Simplification from combination antiretroviral therapy (cART) to dolutegravir monotherapy as maintenance treatment was noninferior to continuing therapy with cART, at least in patients who initiated cART during primary HIV infection and had achieved suppressed viral load for ≥48 weeks, suggests a study presented at IAC 2018.
Previously, many believed that “dolutegravir monotherapy is dead,” according to Dr Dominique Braun from the University of Zurich, Zurich, Switzerland, who pointed out that dolutegravir monotherapy was not recommended due to reports of virological failures with development of resistance to the drug in two randomized trials. [J Antimicrob Chemother 2018;doi:10.1093/jac/dky093; Lancet HIV 2017;4:e547-e554]
However, the concept of monotherapy has not been tested in patients who initiated cART during primary HIV infection (ie, within 6 months after infection), in whom HIV-1 reservoir size was shown to be smaller than those who started cART during chronic infection. The investigators thus set out to test if a smaller HIV-1 reservoir size translates into sustained viral suppression after simplification to dolutegravir monotherapy.
The open-label, noninferiority trial included 101 patients who initiated cART during primary HIV infection and had achieved viral suppression (HIV-1 RNA <50 copies/mL) for at least 48 weeks. The participants were randomized 2:1 to simplification to dolutegravir 50 mg once daily or to continuation with cART. [IAC 2018, abstract TUAB0102]
At week 48, all patients in the monotherapy as well as the cART arms had achieved virological response (difference, 0 percent, 95 percent confidence interval [CI], -1 to 0.047) in the per-protocol analysis, thus meeting the prespecified noninferiority criteria.
“Future simplification studies should use a stratification according to time of HIV infection until start of first cART,” said Braun.
He pointed out that although one patient in the dolutegravir monotherapy arm experienced virological failure at 36 weeks in the intent-to-treat population, the patient was found to be in chronic infection when initiating cART (thus violating the inclusion criteria for the study) and was therefore excluded from the per-protocol analysis. Viral load was resuppressed on cART.
In addition, both treatment arms showed comparable slight decay of HIV-1 DNA reservoir and no HIV-1 RNA was detected in all patients.
In terms of safety, eight serious adverse events (AEs) were reported overall (8.8 percent and 6.1 percent in monotherapy and cART arms, respectively), but none was related to the study drugs.

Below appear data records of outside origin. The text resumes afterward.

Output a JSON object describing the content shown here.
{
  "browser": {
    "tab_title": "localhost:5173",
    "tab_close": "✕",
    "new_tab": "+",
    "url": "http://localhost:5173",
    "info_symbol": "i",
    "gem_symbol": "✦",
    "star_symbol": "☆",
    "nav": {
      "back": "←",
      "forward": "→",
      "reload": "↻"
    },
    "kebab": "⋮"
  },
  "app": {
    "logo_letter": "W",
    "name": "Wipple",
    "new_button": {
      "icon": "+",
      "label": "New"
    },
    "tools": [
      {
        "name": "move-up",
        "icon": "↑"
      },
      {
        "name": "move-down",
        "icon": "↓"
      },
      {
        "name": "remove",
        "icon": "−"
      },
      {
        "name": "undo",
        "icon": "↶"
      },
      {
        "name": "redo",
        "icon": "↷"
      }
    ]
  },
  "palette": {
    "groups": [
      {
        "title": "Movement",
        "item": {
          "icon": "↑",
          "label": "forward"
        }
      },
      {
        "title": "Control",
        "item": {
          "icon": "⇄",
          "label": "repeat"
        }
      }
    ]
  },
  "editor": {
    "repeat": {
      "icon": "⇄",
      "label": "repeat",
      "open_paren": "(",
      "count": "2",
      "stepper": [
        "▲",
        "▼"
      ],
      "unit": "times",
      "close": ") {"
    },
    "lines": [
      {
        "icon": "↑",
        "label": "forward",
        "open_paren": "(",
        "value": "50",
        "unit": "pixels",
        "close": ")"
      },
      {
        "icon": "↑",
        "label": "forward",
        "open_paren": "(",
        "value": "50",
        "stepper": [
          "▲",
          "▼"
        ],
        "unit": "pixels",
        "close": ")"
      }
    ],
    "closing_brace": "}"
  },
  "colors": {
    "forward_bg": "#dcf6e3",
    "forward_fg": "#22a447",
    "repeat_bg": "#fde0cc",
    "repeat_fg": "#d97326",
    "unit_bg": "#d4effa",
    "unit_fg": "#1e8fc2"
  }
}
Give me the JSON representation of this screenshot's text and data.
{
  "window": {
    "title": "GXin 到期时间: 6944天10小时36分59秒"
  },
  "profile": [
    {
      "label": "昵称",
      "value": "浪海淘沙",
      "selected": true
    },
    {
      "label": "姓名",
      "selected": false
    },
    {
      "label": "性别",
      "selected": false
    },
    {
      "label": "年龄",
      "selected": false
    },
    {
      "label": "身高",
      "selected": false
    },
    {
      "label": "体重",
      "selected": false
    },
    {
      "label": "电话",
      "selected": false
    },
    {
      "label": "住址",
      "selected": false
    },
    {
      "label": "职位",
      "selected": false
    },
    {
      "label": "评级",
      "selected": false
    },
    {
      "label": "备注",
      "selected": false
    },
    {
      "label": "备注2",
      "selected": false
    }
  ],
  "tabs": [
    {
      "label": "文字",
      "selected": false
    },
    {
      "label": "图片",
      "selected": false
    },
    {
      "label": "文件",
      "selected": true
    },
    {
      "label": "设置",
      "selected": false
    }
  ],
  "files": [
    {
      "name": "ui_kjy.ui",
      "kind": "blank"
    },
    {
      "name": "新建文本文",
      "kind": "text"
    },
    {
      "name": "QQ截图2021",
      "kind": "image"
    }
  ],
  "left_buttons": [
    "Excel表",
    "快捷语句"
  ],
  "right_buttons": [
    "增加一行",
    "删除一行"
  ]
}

Commonly reported AEs that were probably or possibly related to the drug included elevated liver enzyme and creatinine levels, nausea, and fatigue.
A different picture

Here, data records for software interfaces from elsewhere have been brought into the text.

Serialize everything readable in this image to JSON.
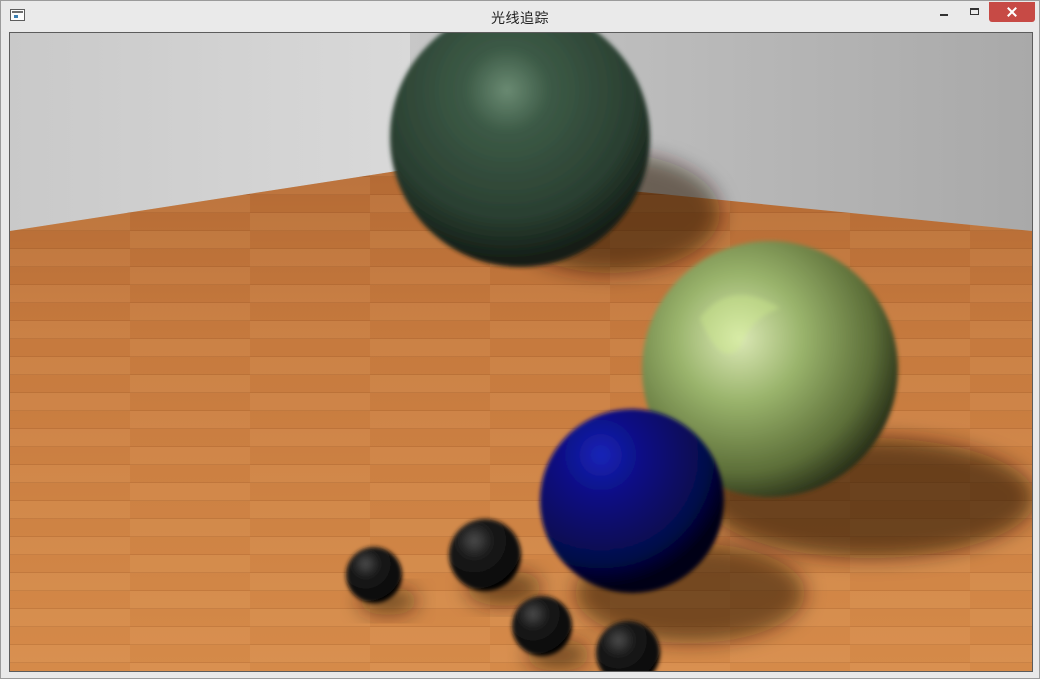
{
  "window": {
    "title": "光线追踪",
    "icon": "app-window-icon",
    "controls": [
      "minimize-icon",
      "maximize-icon",
      "close-icon"
    ]
  },
  "scene": {
    "colors": {
      "wall": "#c8c8c8",
      "floor": "#c97a3e",
      "sphere_green_dark": "#2c4a38",
      "sphere_marble": "#8aaa5a",
      "sphere_blue": "#0b0f7a",
      "sphere_black": "#111111"
    }
  }
}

Another separate noninferiority study, MONCAY, with a different design found that although dolutegravir monotherapy was noninferior to cART at week 24, there was a substantial risk of emerging resistance mutations to integrase inhibitor (INI). [IAC 2018, abstract TUAB0103]
Subjects in the MONCAY study were 78 patients who had been stable on a cART of dolutegravir/abacavir/lamivudine with plasma HIV-RNA of <50 copies/mL for >12 months, nadir CD4 >100/mm3, no AIDS event, and no resistance to or failure on any INI. The patients were randomized 1:1 to continue cART or to simplify to dolutegravir monotherapy.
Dolutegravir monotherapy was noninferior to cART, with 94 percent vs 96 percent patients in each respective arm achieving the primary endpoint of HIV-RNA <50 copies/mL at week 24. However, two patients in the monotherapy arm had virological failure by week 24 and five more cases occurred with emergence of resistance mutation to INI during further follow-up till week 48, while none occurred in the cART arm throughout the study.
“Although noninferior to cART at week 24, dolutegravir monotherapy was not a valid option to maintain virological suppression over time in HIV-1-infected patients on a successful cART therapy and favoured emergence of INI resistance,” concluded Dr Laurent Hocquelox from CHR d'Orléans in Orléans, France.
“[Our study] confirm that dolutegravir monotherapy as a maintenance strategy is not safe over time and should therefore not be used in people living with HIV.”
Noting the unpredictability of viral rebound with monotherapy in the MONCAY study, a member of the audience pointed out that in the context of a shift towards less frequent monitoring of viral load, simplification to monotherapy would put patients at risk of developing cross-resistance as well as transmitting HIV to their partners.